Sunday, June 12, 2011

The Times Sure Are A-Changin'

June 12, 2011
Bob missed his chance to free China
By Steve Gillespie / Managing Editor
The Meridian Star

MERIDIAN — I doubt that anyone has ever been labeled a sellout as much as Bob Dylan. It's the price living icons pay if they survive their youth.

Folk fans denounced him when his sound turned to rock. Rock fans denounced him when his rock turned country, some fans lost interest when he went gospel, or when they considered him old, or when he did that creepy Victoria's Secret commercial ... maybe the word "fan" isn't the correct word. Let's call them people who can't handle change.

Just before Dylan's 70th birthday, May 24, there was a firestorm of whiny media types — who can't handle change — that ridiculed him for going to China and supposedly allowing the communist government to censor his set list.

New York Times columnist Maureen Dowd wrote an idiotic column about him and his first concert he performed in China in April.

She slammed him for allowing the set list to be censored, and for not singing revolutionary-type protest songs, namely "Hurricane," the song Dylan wrote about the wrongful imprisonment of boxer Reuben "Hurricane" Carter.

Dylan last performed that song live in Houston, Texas, Jan. 25, 1976.

She thinks he should have done "Masters of War," "Blowin' In The Wind," and "The Times They Are A-Changin'." And then what? I don't know. Oddly enough the set lists, which according to Dylan were not censored by Chinese authorities, included several songs filled with social comment, and "protests" if that's the word Maureen likes best. I don't think she realized this 'cause she's not a fan.

Here's the songs he performed in Beijing, Shanghai, and Hong Kong: Gonna Change My Way Of Thinking; It's All Over Now, Baby Blue ; Beyond Here Lies Nothin'; Tangled Up In Blue; Honest With Me; Simple Twist Of Fate; Tweedle Dee & Tweedle Dum; Love Sick; Rollin' And Tumblin'; A Hard Rain's A-Gonna Fall; Highway 61 Revisited; Spirit On The Water; Thunder On The Mountain; Ballad Of A Thin Man; Like A Rolling Stone; All Along The Watchtower; Forever Young; Don't Think Twice, It's All Right; Things Have Changed; Blind Willie McTell; The Levee's Gonna Break; Desolation Row; It Ain't Me Babe; High Water (For Charley Patton); Senor (Tales Of Yankee Power); Jolene; My Wife's Home Town; Just Like Tom Thumb's Blues; and If You Ever Go To Houston.

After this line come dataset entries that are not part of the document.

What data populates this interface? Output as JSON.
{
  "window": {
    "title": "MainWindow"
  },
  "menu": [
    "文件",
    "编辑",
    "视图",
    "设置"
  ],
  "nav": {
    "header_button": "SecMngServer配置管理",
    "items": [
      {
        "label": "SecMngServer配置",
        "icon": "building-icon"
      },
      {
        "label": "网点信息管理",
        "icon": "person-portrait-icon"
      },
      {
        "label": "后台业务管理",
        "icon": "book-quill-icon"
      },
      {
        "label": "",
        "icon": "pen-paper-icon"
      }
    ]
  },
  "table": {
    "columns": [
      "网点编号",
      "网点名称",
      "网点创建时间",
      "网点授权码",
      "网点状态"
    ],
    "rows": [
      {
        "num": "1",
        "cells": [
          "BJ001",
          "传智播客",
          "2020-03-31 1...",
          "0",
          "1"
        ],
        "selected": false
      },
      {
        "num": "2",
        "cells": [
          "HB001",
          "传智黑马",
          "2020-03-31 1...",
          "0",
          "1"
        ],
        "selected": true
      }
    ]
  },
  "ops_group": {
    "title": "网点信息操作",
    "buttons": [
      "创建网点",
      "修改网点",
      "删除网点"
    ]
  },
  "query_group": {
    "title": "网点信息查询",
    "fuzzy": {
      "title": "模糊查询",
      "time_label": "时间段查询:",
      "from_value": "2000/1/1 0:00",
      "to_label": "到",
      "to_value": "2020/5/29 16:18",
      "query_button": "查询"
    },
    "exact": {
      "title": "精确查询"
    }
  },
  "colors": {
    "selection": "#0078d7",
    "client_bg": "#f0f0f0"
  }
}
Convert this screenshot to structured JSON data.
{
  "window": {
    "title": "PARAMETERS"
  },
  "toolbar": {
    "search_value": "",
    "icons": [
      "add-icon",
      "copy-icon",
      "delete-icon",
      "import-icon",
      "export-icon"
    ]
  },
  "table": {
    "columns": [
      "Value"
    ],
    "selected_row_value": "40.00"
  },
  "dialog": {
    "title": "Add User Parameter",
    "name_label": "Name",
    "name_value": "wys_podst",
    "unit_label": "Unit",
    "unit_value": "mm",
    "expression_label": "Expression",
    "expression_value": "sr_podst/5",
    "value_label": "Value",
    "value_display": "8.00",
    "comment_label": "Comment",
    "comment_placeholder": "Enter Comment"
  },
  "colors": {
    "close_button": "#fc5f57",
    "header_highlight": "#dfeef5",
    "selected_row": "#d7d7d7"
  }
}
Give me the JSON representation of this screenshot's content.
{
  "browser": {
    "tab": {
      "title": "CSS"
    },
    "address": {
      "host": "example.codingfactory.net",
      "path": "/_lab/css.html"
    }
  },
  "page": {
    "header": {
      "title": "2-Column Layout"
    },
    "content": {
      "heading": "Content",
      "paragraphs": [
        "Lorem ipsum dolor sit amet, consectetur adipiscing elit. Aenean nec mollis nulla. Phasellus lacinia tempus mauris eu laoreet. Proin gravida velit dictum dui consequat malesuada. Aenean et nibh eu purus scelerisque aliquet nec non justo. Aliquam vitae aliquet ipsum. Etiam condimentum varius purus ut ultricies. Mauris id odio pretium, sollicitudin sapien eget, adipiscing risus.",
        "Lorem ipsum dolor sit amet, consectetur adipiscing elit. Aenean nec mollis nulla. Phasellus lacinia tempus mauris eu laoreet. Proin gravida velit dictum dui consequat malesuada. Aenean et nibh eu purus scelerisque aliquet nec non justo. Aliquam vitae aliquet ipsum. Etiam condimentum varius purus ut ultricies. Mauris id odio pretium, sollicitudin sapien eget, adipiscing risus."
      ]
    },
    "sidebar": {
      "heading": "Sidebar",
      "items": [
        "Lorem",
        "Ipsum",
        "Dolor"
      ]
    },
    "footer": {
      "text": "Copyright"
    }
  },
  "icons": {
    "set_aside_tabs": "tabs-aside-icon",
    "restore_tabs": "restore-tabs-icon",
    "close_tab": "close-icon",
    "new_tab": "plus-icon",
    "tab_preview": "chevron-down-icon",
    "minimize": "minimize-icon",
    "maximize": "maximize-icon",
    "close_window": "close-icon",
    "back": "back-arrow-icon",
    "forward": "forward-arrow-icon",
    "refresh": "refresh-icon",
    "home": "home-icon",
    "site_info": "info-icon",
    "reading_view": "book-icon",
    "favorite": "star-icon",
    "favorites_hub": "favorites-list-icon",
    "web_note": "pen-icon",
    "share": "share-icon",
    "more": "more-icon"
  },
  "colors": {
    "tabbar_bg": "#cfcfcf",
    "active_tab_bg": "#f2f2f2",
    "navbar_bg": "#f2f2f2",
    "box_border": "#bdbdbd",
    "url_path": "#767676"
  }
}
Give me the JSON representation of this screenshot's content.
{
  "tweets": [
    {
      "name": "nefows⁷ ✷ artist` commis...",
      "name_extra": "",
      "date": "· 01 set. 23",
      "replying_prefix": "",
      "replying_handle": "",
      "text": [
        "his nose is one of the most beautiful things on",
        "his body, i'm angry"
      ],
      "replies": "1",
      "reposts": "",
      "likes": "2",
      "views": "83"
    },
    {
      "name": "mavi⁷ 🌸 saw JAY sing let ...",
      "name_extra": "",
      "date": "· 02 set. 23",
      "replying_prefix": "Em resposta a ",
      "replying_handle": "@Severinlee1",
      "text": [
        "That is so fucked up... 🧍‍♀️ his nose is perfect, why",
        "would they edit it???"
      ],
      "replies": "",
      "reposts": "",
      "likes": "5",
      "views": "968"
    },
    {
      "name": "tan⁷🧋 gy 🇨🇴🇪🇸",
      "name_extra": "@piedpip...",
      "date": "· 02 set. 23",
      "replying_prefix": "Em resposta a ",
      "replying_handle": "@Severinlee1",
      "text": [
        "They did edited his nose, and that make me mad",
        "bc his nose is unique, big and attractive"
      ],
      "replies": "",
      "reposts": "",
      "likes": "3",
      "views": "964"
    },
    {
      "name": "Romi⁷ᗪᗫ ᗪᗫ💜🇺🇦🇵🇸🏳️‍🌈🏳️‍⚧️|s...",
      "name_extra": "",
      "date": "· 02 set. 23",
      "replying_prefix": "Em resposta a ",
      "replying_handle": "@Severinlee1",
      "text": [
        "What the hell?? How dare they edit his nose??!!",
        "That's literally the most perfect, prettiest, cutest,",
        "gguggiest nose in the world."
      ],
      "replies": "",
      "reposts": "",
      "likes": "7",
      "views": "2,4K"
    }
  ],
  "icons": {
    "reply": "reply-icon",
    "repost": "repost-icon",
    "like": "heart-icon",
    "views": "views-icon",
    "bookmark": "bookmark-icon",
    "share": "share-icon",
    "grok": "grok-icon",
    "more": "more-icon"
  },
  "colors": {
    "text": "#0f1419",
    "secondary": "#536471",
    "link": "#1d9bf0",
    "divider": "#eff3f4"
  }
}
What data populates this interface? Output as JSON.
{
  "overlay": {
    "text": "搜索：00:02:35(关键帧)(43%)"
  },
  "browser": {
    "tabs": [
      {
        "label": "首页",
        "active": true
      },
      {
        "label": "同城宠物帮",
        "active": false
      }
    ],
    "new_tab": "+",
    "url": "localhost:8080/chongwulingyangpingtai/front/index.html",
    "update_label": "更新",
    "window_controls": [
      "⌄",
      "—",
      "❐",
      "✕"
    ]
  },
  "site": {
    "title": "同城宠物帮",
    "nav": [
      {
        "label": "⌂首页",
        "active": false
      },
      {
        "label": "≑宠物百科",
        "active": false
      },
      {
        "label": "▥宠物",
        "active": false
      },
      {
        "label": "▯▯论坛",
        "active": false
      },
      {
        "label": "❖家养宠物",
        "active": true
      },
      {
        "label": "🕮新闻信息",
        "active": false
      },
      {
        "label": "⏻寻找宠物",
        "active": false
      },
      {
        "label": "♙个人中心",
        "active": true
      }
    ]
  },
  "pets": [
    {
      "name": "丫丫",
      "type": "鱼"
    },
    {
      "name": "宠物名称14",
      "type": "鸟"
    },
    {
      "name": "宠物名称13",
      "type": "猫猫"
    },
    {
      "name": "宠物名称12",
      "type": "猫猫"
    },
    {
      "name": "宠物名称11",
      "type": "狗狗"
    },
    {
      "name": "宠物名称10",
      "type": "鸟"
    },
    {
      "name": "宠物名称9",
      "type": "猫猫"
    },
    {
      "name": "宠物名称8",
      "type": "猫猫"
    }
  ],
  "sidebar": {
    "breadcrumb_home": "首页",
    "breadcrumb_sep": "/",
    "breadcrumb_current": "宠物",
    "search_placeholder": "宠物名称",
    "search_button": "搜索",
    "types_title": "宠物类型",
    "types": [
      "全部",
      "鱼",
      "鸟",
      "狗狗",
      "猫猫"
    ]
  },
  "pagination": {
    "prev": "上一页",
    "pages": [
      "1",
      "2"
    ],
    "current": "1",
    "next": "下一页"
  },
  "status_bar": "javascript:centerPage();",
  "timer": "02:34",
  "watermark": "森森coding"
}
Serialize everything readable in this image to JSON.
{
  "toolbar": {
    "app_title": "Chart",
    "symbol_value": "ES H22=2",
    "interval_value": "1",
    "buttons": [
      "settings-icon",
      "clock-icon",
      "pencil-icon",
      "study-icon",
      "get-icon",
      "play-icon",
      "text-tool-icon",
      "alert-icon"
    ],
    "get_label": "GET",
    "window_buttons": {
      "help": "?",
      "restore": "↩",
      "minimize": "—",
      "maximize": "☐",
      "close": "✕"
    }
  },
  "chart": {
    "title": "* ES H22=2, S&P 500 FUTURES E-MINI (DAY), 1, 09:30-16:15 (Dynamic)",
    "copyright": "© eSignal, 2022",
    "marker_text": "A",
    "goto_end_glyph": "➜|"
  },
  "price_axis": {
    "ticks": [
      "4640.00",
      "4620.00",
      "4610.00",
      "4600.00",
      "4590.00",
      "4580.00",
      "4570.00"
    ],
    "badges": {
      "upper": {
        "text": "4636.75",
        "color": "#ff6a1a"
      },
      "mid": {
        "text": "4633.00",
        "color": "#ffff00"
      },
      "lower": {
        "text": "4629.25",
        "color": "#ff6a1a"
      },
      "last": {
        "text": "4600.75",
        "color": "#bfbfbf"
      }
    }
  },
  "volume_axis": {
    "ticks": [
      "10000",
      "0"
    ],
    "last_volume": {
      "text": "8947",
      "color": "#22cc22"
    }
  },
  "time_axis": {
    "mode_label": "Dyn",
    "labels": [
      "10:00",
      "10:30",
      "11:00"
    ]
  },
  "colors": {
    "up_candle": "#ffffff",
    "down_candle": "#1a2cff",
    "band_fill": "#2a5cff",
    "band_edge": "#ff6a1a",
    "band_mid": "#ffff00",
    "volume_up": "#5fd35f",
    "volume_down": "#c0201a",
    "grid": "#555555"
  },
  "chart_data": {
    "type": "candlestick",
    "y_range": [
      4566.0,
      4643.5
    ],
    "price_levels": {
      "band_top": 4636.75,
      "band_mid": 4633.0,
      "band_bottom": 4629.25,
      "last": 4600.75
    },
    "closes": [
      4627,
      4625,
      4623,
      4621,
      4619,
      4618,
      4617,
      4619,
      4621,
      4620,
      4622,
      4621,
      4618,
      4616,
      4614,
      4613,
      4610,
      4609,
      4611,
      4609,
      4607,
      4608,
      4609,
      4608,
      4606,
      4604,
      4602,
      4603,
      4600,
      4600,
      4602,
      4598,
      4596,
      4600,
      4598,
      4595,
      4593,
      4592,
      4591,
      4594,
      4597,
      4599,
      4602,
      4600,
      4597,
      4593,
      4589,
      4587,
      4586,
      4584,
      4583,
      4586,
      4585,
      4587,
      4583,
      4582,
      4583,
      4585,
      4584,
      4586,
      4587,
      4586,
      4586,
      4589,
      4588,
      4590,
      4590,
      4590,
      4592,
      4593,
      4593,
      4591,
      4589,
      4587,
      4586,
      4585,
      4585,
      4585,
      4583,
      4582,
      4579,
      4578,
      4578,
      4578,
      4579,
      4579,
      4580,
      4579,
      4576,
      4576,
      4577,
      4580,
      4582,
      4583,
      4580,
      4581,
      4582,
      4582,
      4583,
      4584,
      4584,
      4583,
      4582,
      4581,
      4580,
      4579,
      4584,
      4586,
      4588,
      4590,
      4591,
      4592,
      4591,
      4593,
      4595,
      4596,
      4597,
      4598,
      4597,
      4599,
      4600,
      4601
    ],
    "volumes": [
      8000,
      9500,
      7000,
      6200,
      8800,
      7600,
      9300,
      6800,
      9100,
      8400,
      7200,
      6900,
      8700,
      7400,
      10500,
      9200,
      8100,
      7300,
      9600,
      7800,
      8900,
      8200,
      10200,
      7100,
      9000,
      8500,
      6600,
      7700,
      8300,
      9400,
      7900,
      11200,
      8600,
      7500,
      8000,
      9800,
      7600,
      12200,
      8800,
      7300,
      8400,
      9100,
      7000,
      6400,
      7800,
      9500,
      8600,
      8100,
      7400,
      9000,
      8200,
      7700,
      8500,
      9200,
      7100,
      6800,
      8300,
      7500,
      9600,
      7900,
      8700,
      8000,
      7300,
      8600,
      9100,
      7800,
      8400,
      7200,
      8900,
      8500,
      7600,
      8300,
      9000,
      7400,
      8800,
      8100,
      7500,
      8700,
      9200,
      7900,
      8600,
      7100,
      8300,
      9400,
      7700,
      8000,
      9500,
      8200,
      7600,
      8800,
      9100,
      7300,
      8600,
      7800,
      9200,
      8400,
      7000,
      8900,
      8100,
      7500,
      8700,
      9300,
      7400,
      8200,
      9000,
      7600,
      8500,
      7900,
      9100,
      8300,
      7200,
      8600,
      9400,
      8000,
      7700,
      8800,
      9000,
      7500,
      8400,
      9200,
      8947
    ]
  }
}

The songs on those set lists were essentially the same as those he played in Australia later that month, and there was no censorship there either.

Last month Dylan did an unusual thing by posting a message online at, addressed to his fans and followers. He said he was never denied permission to play in China a year ago, and that that previous story was dreamed up by a promoter before Dylan agreed to come to China. He said that on this trip he sold 12,000 out of 13,000 tickets, and the tickets that weren't sold were given to orphanages, which counters reports that there were lots of empty seats at his concerts. Also it was mostly young people at his shows, and he kind of doubted they would know some of the stuff he was doing 50 years ago.

"As far as censorship goes, the Chinese government had asked for the names of the songs that I would be playing," Dylan wrote. "There's no logical answer to that, so we sent them the set lists from the previous 3 months. If there were any songs, verses or lines censored, nobody ever told me about it and we played all the songs that we intended to play."

In her column Dowd uses excerpts from interviews and Dylan's own book to explain that he never wanted to be the keeper of social consciousness for his generation, even though he's been labeled like that, yet she acts as if he should have played that role. Then she tersely wraps up her column to say he "sang his censored set, took his pile of Communist cash and left."

Dylan ended his message with classic wit, taking a shot at those who try to make a buck off of him even though they really know nothing about him: "Everybody knows by now that there's a gazillion books on me either out or coming out in the near future. So I'm encouraging anybody who's ever met me, heard me or even seen me, to get in on the action and scribble their own book. You never know, somebody might have a great book in them."

Those Dylan "fans" who can't handle change don't go see Bob Dylan as much anymore, and they shouldn't. They don't like that he sounds and looks different, or that he never does a song the same way twice. If you want to see Bob Dylan he has concerts scheduled in New Orleans July 26, Pensacola July 27, Atlanta July 28 and Memphis July 30. You can find tickets at If you expect anything, you will be disappointed. If you appreciate artists who love what they do, never quit, and never stop changing — you know, "sellouts" — you'll have a good time.

No comments: